The first lineup has yet to be released, but should it include Brian McCann, he will pass Javy Lopez for second-most opening day starts in Braves history as a catcher. Only Del Crandall currently has more with 10 nods behind the plate – three more than McCann and Lopez. Freddie Freeman will certainly be in the opening day lineup. He’ll pass Joe Adcock for more opening day starts at first base. On the flip side, Josh Donaldson will be the sixth different opening day starter at third base since Chipper Jones last appeared on opening day back in 2011.
Left field has seen even more change than third base. Since Jones made three consecutive opening day starts in left from 2002 to 2004, eleven different players have started in left field with only three (Justin Upton, Ryan Langerhans, and Matt Diaz) getting a pair of opening day starts mixed in there. Ronald Acuña Jr. will be the 12th. He might stick around for awhile, though.
Nick Markakis makes his fifth consecutive opening day start.
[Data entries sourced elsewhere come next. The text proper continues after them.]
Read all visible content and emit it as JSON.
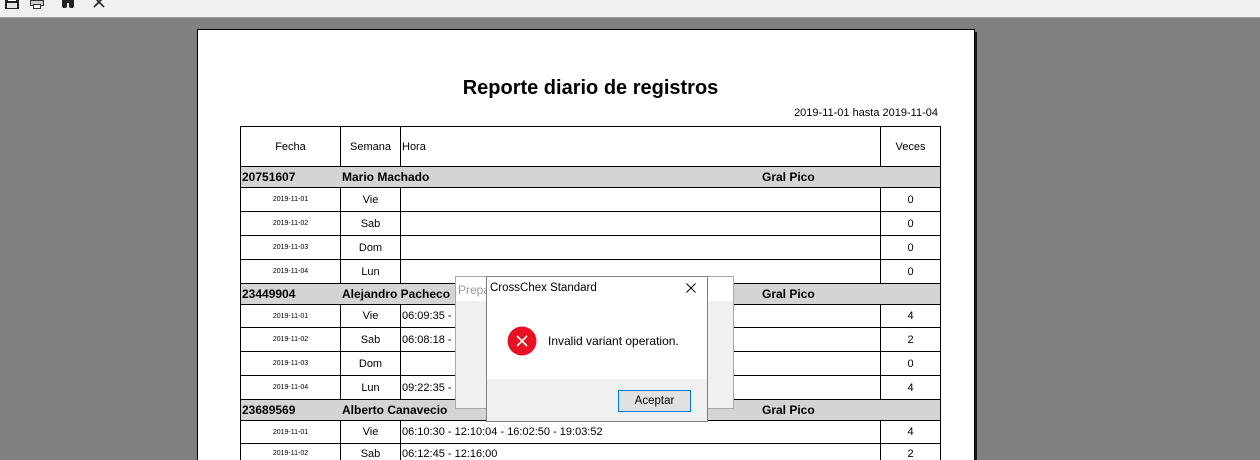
{
  "toolbar": {
    "icons": [
      "save-icon",
      "print-icon",
      "binoculars-icon",
      "close-icon"
    ]
  },
  "report": {
    "title": "Reporte diario de registros",
    "date_range": "2019-11-01 hasta 2019-11-04",
    "columns": {
      "fecha": "Fecha",
      "semana": "Semana",
      "hora": "Hora",
      "veces": "Veces"
    },
    "groups": [
      {
        "id": "20751607",
        "name": "Mario Machado",
        "location": "Gral Pico",
        "rows": [
          {
            "fecha": "2019-11-01",
            "semana": "Vie",
            "hora": "",
            "veces": "0"
          },
          {
            "fecha": "2019-11-02",
            "semana": "Sab",
            "hora": "",
            "veces": "0"
          },
          {
            "fecha": "2019-11-03",
            "semana": "Dom",
            "hora": "",
            "veces": "0"
          },
          {
            "fecha": "2019-11-04",
            "semana": "Lun",
            "hora": "",
            "veces": "0"
          }
        ]
      },
      {
        "id": "23449904",
        "name": "Alejandro Pacheco",
        "location": "Gral Pico",
        "rows": [
          {
            "fecha": "2019-11-01",
            "semana": "Vie",
            "hora": "06:09:35 -",
            "veces": "4"
          },
          {
            "fecha": "2019-11-02",
            "semana": "Sab",
            "hora": "06:08:18 -",
            "veces": "2"
          },
          {
            "fecha": "2019-11-03",
            "semana": "Dom",
            "hora": "",
            "veces": "0"
          },
          {
            "fecha": "2019-11-04",
            "semana": "Lun",
            "hora": "09:22:35 -",
            "veces": "4"
          }
        ]
      },
      {
        "id": "23689569",
        "name": "Alberto Canavecio",
        "location": "Gral Pico",
        "rows": [
          {
            "fecha": "2019-11-01",
            "semana": "Vie",
            "hora": "06:10:30 - 12:10:04 - 16:02:50 - 19:03:52",
            "veces": "4"
          },
          {
            "fecha": "2019-11-02",
            "semana": "Sab",
            "hora": "06:12:45 - 12:16:00",
            "veces": "2"
          }
        ]
      }
    ]
  },
  "background_dialog": {
    "title": "Prepa"
  },
  "error_dialog": {
    "title": "CrossChex Standard",
    "icon": "error-icon",
    "close_icon": "close-icon",
    "message": "Invalid variant operation.",
    "ok_button": "Aceptar"
  },
  "colors": {
    "workspace": "#808080",
    "group_row": "#d4d4d4",
    "error_red": "#e81123",
    "button_focus_border": "#0078d7"
  }
}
It’ll tie him with Jason Heyward and Claudell Washington for third most starts in right field on the season’s first day. The only two with more are David Justice with six and some guy named Henry Aaron with 16.
Since 1908, the Braves have had four four-hit games on opening day – most recently by Fred McGriff in 1995 against the Giants. McGriff also hit two homers that day, one of four Braves to have a multi-homer game on opening day. Edgar Renteria did it most recently back in 2007 and Joe Torre and Eddie Mathews each did it twice. Four players have stolen two bases on opening day with the franchise, including Herbie Moran, Johnny Evers, Billy Southworth, and – most recently – Marquis Grissom in 1996.
The most innings thrown on opening day – Tony Cloninger. Guy went 13 in a losing effort during the franchise’s first game in Atlanta in front of 50,671 fans. His 12 strikeouts are also a franchise-best for opening day. For a non-extra-innings high on strikeouts, we go back to 1992, when Tom Glavine K’d nine on opening day. George Mogridge also struck out nine on opening day, though interestingly enough, his total came after Bob Smith had been removed after two innings.
There have been eight shutouts on opening day including Rick Mahler doing the trick three different times. Glavine’s gem in 1992 is the last shutout thrown on opening day by a Brave. The Braves haven’t had a complete game effort on opening day since John Smoltz in 1997.
Oh. And since 2000, the Braves have opened with the Phillies five times.
They’ve won every time.
Let’s get this season going!